by Amanda Malool
New guidelines for senior project applications have resulted in a drop in the number of students taking part in the end-of-year program.
This year, 64 seniors applied and 48 were approved to engage in various career-oriented internships during the last six weeks of school. An additional 22 will shadow educators in district schools as a part of the Tomorrow’s Teachers class. Last year, 114 seniors applied, and 92 were accepted, along with 18 student teachers.

The first step in the new application process is to obtain counselor verification that the proposed project is related to the senior’s career goals.
“[Principal] Dr. Heisey wanted it to be more rigorous so students could link it to their possible careers, instead of just using senior project to skip class,” said vice principal Timothy Donahue.
“After the AP tests, the school year winds down, but I wanted to be doing something involving my intended major,” said senior Jamie Rauch. “I’m going to be a psych major, and there is a lot of confidentiality surrounding the practice of psychology, so shadowing a guidance counselor was the closest I could get to the real thing.”
Many students initially applied for the project, but some withdrew their application during the second phase in which applicants are required to write a research paper.
“There was an essay to get in [to the program], and then another essay once you moved on to the next step,” said senior Hailee Sciara, who decided not to participate. “I thought it would be a waste of my time because I was also writing college essays, scholarship essays and honors program essays.”
In prior years, all seniors participating in the project were excused from final exams, but now students with less than an A- in any class may be required to return to school to take a modified final exam in that subject. Additionally, the time frame for the project is shorter.
The process was “difficult compared to previous years, but not unmanageable [and] really about your ability to see past the effort of the process and the stages,” said Rauch.
For members of Tomorrow’s Teachers, the scope of the project is relatively unchanged.

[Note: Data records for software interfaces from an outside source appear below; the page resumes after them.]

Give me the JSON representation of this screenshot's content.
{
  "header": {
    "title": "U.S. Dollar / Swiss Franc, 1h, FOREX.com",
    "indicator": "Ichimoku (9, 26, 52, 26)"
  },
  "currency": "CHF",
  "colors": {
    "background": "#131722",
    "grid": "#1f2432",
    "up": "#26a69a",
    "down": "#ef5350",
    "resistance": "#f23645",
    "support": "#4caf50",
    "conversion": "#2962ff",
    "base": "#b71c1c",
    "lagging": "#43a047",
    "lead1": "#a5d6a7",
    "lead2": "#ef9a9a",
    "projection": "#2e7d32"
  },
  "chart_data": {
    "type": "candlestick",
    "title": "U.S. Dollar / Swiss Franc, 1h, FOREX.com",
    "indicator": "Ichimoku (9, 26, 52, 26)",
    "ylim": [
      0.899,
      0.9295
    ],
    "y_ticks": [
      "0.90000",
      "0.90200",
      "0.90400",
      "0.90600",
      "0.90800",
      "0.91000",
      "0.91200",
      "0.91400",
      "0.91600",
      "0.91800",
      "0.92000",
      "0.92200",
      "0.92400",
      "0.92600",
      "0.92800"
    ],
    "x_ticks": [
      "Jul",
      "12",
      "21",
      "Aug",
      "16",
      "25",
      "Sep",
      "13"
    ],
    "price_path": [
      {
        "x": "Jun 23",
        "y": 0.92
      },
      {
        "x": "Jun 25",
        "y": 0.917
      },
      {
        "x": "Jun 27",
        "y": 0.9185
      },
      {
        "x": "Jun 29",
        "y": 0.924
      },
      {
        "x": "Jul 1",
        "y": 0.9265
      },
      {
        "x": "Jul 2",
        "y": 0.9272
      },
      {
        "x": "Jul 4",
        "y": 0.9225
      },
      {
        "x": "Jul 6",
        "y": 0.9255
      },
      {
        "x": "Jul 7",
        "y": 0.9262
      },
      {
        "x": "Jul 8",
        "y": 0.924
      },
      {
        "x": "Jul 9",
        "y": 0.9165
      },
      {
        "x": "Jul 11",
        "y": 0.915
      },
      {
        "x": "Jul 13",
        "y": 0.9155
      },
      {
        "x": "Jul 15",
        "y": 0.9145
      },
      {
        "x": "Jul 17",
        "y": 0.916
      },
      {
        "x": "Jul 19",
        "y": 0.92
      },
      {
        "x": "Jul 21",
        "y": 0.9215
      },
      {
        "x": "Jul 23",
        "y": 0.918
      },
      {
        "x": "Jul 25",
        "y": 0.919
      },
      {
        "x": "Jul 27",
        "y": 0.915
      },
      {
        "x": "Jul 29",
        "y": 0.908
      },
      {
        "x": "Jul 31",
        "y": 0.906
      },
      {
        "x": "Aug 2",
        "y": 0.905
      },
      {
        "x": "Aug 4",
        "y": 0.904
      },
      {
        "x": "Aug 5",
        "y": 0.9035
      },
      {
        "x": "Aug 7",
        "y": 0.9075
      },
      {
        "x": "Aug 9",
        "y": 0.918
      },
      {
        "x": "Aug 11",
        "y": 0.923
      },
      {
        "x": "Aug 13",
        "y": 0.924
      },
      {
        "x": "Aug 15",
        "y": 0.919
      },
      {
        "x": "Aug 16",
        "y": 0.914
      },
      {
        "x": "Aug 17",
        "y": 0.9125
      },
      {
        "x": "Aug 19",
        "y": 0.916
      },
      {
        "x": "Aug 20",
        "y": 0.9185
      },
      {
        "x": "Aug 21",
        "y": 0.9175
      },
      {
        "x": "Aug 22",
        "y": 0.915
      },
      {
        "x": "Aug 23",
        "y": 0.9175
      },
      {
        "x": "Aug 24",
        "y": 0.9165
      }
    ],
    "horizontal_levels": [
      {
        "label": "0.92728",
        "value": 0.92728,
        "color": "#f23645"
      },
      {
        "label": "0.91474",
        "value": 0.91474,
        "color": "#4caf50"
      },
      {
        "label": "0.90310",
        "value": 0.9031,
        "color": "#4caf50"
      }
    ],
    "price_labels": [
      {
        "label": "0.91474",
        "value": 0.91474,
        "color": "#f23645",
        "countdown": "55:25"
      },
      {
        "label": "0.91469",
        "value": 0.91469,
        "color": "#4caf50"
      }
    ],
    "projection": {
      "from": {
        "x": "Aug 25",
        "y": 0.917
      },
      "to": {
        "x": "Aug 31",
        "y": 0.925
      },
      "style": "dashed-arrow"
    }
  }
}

“I am a Hebrew school aide and I babysit all the time, so having the chance to teach in the classroom during the day is really exciting,” said senior Emily Koprowski, who will begin observing her mentor, Evergreen School second-grade teacher Debbie Skaar, on May 13.